Comments from Kayak partners buttress this claim. “Digital Rapids’ Kayak platform allows our mutual customers to quickly and flexibly integrate Dolby Digital Plus premium multichannel audio encoding and Dolby’s loudness correction technology into powerful workflows to efficiently realize and differentiate their multiscreen offerings,” says Jean-Christophe Morizur, senior director of e-media professional solutions at Dolby Laboratories.

Similar high praise is offered by Venera Technologies, a supplier of quality control and other test and measurement tools. “The innovative Kayak platform provides a perfect opportunity for Venera to bring our QC technologies to Digital Rapids’ customers, enabling them to enhance their media production and delivery operations with content verification at various stages of their workflows,” says Fereidoon Khosravi, senior vice president of business development for the Americas at Venera. “The ease with which Kayak users can integrate our QC components into powerful workflows is simply amazing,”

Other participants in the Kayak partner ecosystem include Automatic Sync Technologies; BuyDRM; Corpus Media Labs; Digimetrics; DSB Consulting; Empress Media Asset Management, LLC; EZDRM; Hitachi Solutions; Ignite Technologies, Inc.; Interra Systems; Irdeto; Manzanita Systems; Minnetonka Audio Software; National TeleConsultants; PixelTools; R Systems Inc.; Screen Subtitling Systems; Signiant; Solekai Systems; Tata Elxsi, and VidCheck.

One of the early points of connection for use of Kayak in the premium services arena is UltraViolet. For distributors in the UltraViolet ecosystem having a workflow that can support all the points of interaction required for execution on the platform is essential, Eksten notes.
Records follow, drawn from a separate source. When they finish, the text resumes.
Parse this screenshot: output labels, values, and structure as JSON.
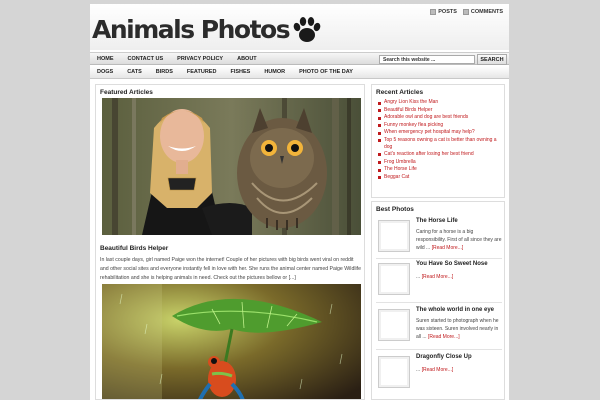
{
  "header": {
    "logo_text": "Animals Photos",
    "feeds": [
      {
        "label": "POSTS"
      },
      {
        "label": "COMMENTS"
      }
    ]
  },
  "nav_primary": {
    "items": [
      "HOME",
      "CONTACT US",
      "PRIVACY POLICY",
      "ABOUT"
    ],
    "search_placeholder": "Search this website ...",
    "search_button": "SEARCH"
  },
  "nav_secondary": {
    "items": [
      "DOGS",
      "CATS",
      "BIRDS",
      "FEATURED",
      "FISHES",
      "HUMOR",
      "PHOTO OF THE DAY"
    ]
  },
  "main": {
    "section_title": "Featured Articles",
    "posts": [
      {
        "title": "Beautiful Birds Helper",
        "excerpt": "In last couple days, girl named Paige won the internet! Couple of her pictures with big birds went viral on reddit and other social sites and everyone instantly fell in love with her. She runs the animal center named Paige Wildlife rehabilitation and she is helping animals in need. Check out the pictures bellow or [...]"
      }
    ]
  },
  "sidebar": {
    "recent_title": "Recent Articles",
    "recent_items": [
      "Angry Lion Kiss the Man",
      "Beautiful Birds Helper",
      "Adorable owl and dog are best friends",
      "Funny monkey flea picking",
      "When emergency pet hospital may help?",
      "Top 5 reasons owning a cat is better than owning a dog",
      "Cat's reaction after losing her best friend",
      "Frog Umbrella",
      "The Horse Life",
      "Beggar Cat"
    ],
    "best_title": "Best Photos",
    "best_items": [
      {
        "title": "The Horse Life",
        "text": "Caring for a horse is a big responsibility. First of all since they are wild ...",
        "more": "[Read More...]"
      },
      {
        "title": "You Have So Sweet Nose",
        "text": "...",
        "more": "[Read More...]"
      },
      {
        "title": "The whole world in one eye",
        "text": "Suren started to photograph when he was sixteen. Suren involved nearly in all ...",
        "more": "[Read More...]"
      },
      {
        "title": "Dragonfly Close Up",
        "text": "...",
        "more": "[Read More...]"
      }
    ]
  },
  "colors": {
    "link_red": "#c0191c",
    "page_bg": "#d5d5d5",
    "text_dark": "#222222"
  },
  "icons": [
    "paw-icon",
    "rss-icon"
  ]
}
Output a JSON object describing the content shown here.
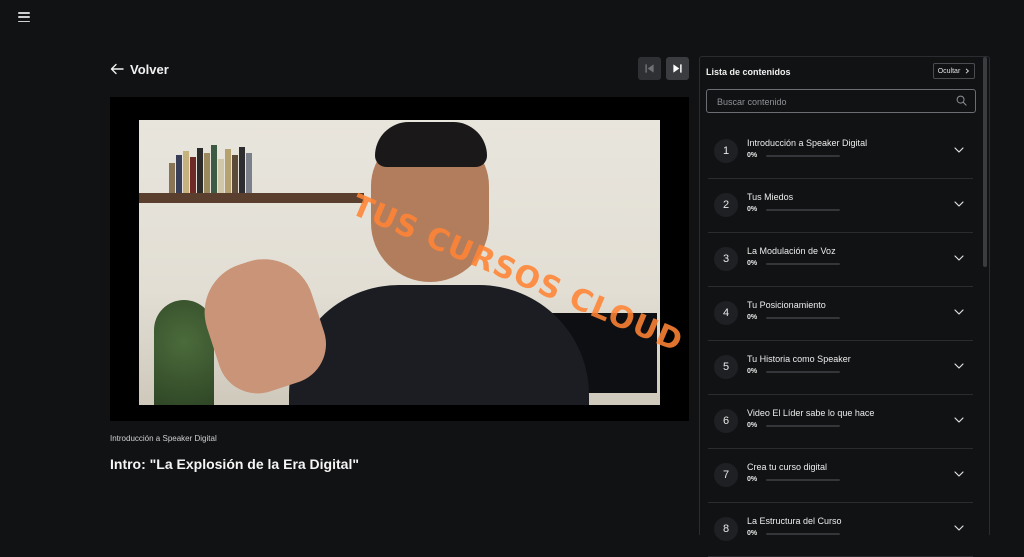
{
  "header": {
    "menu_icon": "hamburger-icon"
  },
  "back_label": "Volver",
  "nav": {
    "prev_icon": "skip-previous-icon",
    "next_icon": "skip-next-icon"
  },
  "video": {
    "watermark_text": "TUS CURSOS CLOUD",
    "watermark_color": "#ff8434",
    "watermark_icon": "rocket-icon"
  },
  "lesson": {
    "module": "Introducción a Speaker Digital",
    "title": "Intro: \"La Explosión de la Era Digital\""
  },
  "sidebar": {
    "title": "Lista de contenidos",
    "hide_label": "Ocultar",
    "search_placeholder": "Buscar contenido",
    "accent": "#ff8434",
    "items": [
      {
        "num": "1",
        "title": "Introducción a Speaker Digital",
        "progress": "0%",
        "progress_value": 0
      },
      {
        "num": "2",
        "title": "Tus Miedos",
        "progress": "0%",
        "progress_value": 0
      },
      {
        "num": "3",
        "title": "La Modulación de Voz",
        "progress": "0%",
        "progress_value": 0
      },
      {
        "num": "4",
        "title": "Tu Posicionamiento",
        "progress": "0%",
        "progress_value": 0
      },
      {
        "num": "5",
        "title": "Tu Historia como Speaker",
        "progress": "0%",
        "progress_value": 0
      },
      {
        "num": "6",
        "title": "Video El Líder sabe lo que hace",
        "progress": "0%",
        "progress_value": 0
      },
      {
        "num": "7",
        "title": "Crea tu curso digital",
        "progress": "0%",
        "progress_value": 0
      },
      {
        "num": "8",
        "title": "La Estructura del Curso",
        "progress": "0%",
        "progress_value": 0
      }
    ]
  }
}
“We’re working with the studios and some of our partners to test on the UltraViolet workflows using Kayak to integrate into their business systems,” he says. “There’s a complex interaction between work performed by various technologies for UltraViolet, including encoding, DRM, multiplexing, as well as the need to integrate on the business side with metadata, registration and authentication.”